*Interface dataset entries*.

-- -- --

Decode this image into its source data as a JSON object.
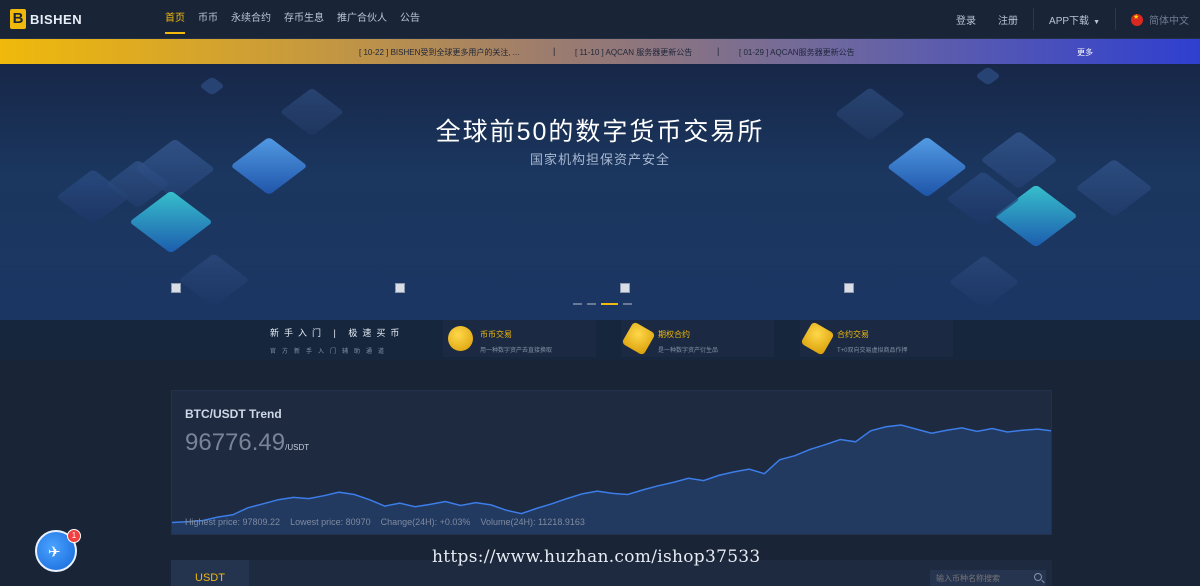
{
  "nav": {
    "logo_letter": "B",
    "logo_text": "BISHEN",
    "links": [
      "首页",
      "币币",
      "永续合约",
      "存币生息",
      "推广合伙人",
      "公告"
    ],
    "active_index": 0,
    "login": "登录",
    "register": "注册",
    "app_download": "APP下载",
    "language": "简体中文"
  },
  "notices": {
    "items": [
      "[ 10-22 ] BISHEN受到全球更多用户的关注, ...",
      "[ 11-10 ] AQCAN 服务器更新公告",
      "[ 01-29 ] AQCAN服务器更新公告"
    ],
    "separator": "|",
    "more": "更多"
  },
  "hero": {
    "title": "全球前50的数字货币交易所",
    "subtitle": "国家机构担保资产安全",
    "slide_count": 4,
    "active_slide": 2
  },
  "features": {
    "guide_title": "新手入门 | 极速买币",
    "guide_subtitle": "官方新手入门辅助通道",
    "cards": [
      {
        "name": "币币交易",
        "desc": "用一种数字资产去直接换取",
        "icon": "coin-icon"
      },
      {
        "name": "期权合约",
        "desc": "是一种数字资产衍生品",
        "icon": "hexagon-icon"
      },
      {
        "name": "合约交易",
        "desc": "T+0双向交易虚拟商品作押",
        "icon": "cube-icon"
      }
    ]
  },
  "chart": {
    "title": "BTC/USDT Trend",
    "price": "96776.49",
    "unit": "/USDT",
    "stats": {
      "high": "Highest price: 97809.22",
      "low": "Lowest price: 80970",
      "change": "Change(24H): +0.03%",
      "volume": "Volume(24H): 11218.9163"
    }
  },
  "chart_data": {
    "type": "area",
    "title": "BTC/USDT Trend",
    "series": [
      {
        "values": [
          80970,
          81100,
          81300,
          81900,
          82300,
          83500,
          84200,
          84900,
          85300,
          85100,
          85600,
          86200,
          85800,
          84900,
          83800,
          84300,
          83700,
          84100,
          84600,
          83900,
          84400,
          84000,
          83100,
          82500,
          83400,
          84200,
          85100,
          85900,
          86400,
          86000,
          85800,
          86600,
          87300,
          87900,
          88600,
          88200,
          89100,
          89700,
          90200,
          89400,
          91800,
          92500,
          93600,
          94400,
          95300,
          94900,
          96800,
          97500,
          97809,
          97100,
          96400,
          96900,
          97300,
          96700,
          97200,
          96600,
          96900,
          97100,
          96776
        ]
      }
    ],
    "colors": {
      "line": "#3c7de8",
      "fill": "#233c66"
    }
  },
  "market": {
    "tab": "USDT",
    "search_placeholder": "输入币种名称搜索"
  },
  "chat": {
    "badge": "1"
  },
  "watermark": "https://www.huzhan.com/ishop37533",
  "colors": {
    "accent": "#f0b90b",
    "background": "#1a2437"
  }
}
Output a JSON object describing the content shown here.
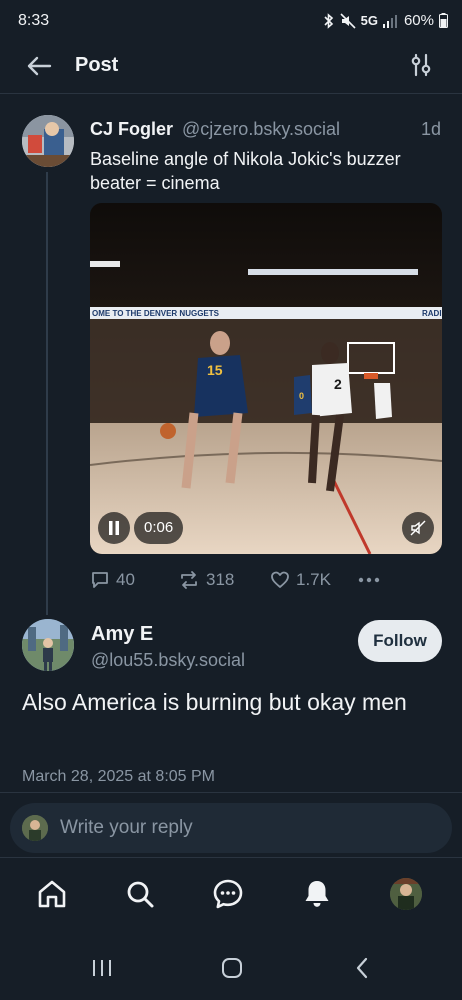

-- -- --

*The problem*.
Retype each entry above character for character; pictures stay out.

*Solution to the problem*.
Decode this image into its source data as a JSON object.
{
  "nav": {
    "logo_letter": "B",
    "logo_text": "BISHEN",
    "links": [
      "首页",
      "币币",
      "永续合约",
      "存币生息",
      "推广合伙人",
      "公告"
    ],
    "active_index": 0,
    "login": "登录",
    "register": "注册",
    "app_download": "APP下载",
    "language": "简体中文"
  },
  "notices": {
    "items": [
      "[ 10-22 ] BISHEN受到全球更多用户的关注, ...",
      "[ 11-10 ] AQCAN 服务器更新公告",
      "[ 01-29 ] AQCAN服务器更新公告"
    ],
    "separator": "|",
    "more": "更多"
  },
  "hero": {
    "title": "全球前50的数字货币交易所",
    "subtitle": "国家机构担保资产安全",
    "slide_count": 4,
    "active_slide": 2
  },
  "features": {
    "guide_title": "新手入门 | 极速买币",
    "guide_subtitle": "官方新手入门辅助通道",
    "cards": [
      {
        "name": "币币交易",
        "desc": "用一种数字资产去直接换取",
        "icon": "coin-icon"
      },
      {
        "name": "期权合约",
        "desc": "是一种数字资产衍生品",
        "icon": "hexagon-icon"
      },
      {
        "name": "合约交易",
        "desc": "T+0双向交易虚拟商品作押",
        "icon": "cube-icon"
      }
    ]
  },
  "chart": {
    "title": "BTC/USDT Trend",
    "price": "96776.49",
    "unit": "/USDT",
    "stats": {
      "high": "Highest price: 97809.22",
      "low": "Lowest price: 80970",
      "change": "Change(24H): +0.03%",
      "volume": "Volume(24H): 11218.9163"
    }
  },
  "chart_data": {
    "type": "area",
    "title": "BTC/USDT Trend",
    "series": [
      {
        "values": [
          80970,
          81100,
          81300,
          81900,
          82300,
          83500,
          84200,
          84900,
          85300,
          85100,
          85600,
          86200,
          85800,
          84900,
          83800,
          84300,
          83700,
          84100,
          84600,
          83900,
          84400,
          84000,
          83100,
          82500,
          83400,
          84200,
          85100,
          85900,
          86400,
          86000,
          85800,
          86600,
          87300,
          87900,
          88600,
          88200,
          89100,
          89700,
          90200,
          89400,
          91800,
          92500,
          93600,
          94400,
          95300,
          94900,
          96800,
          97500,
          97809,
          97100,
          96400,
          96900,
          97300,
          96700,
          97200,
          96600,
          96900,
          97100,
          96776
        ]
      }
    ],
    "colors": {
      "line": "#3c7de8",
      "fill": "#233c66"
    }
  },
  "market": {
    "tab": "USDT",
    "search_placeholder": "输入币种名称搜索"
  },
  "chat": {
    "badge": "1"
  },
  "watermark": "https://www.huzhan.com/ishop37533",
  "colors": {
    "accent": "#f0b90b",
    "background": "#1a2437"
  }
}
Output a JSON object describing the content shown here.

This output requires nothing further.